**Goal of the exercise:**
Return, from the data below, each line that contains the word "score".

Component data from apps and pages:
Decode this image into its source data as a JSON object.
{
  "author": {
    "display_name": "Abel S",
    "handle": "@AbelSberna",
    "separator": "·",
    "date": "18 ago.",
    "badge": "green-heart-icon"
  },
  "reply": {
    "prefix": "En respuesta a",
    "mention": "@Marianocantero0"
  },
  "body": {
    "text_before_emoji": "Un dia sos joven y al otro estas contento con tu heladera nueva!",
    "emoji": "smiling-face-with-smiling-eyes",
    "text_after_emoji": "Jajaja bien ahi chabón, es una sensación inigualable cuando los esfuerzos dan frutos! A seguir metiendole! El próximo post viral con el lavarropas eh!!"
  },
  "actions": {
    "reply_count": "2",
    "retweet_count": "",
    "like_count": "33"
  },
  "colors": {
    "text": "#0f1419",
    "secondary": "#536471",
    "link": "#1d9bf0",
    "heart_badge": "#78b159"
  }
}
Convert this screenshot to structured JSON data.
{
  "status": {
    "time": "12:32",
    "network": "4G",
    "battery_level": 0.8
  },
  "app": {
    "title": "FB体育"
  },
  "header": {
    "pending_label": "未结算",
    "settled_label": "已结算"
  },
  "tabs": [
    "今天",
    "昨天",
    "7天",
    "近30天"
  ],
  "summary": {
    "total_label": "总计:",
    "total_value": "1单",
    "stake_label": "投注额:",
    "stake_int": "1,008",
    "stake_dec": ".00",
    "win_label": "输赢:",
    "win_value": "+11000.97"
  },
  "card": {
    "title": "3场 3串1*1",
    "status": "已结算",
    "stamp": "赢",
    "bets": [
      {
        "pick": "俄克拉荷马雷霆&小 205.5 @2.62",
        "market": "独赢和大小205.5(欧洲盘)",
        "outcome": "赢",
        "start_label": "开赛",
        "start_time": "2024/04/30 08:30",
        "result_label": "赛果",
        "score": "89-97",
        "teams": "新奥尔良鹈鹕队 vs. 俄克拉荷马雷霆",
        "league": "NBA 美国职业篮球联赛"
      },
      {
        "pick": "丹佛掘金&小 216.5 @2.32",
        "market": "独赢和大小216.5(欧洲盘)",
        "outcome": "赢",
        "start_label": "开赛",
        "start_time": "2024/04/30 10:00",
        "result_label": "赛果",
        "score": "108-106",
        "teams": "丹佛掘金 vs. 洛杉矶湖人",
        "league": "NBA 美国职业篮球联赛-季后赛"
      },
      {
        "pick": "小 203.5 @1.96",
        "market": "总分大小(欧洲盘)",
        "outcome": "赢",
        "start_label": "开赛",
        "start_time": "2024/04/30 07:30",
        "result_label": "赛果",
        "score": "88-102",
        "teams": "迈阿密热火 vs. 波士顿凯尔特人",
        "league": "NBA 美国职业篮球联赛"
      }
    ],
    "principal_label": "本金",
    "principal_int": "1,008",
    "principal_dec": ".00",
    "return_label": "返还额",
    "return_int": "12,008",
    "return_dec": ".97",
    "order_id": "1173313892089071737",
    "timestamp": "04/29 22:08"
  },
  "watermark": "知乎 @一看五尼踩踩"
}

**Response below:**
        "score": "89-97",
        "score": "108-106",
        "score": "88-102",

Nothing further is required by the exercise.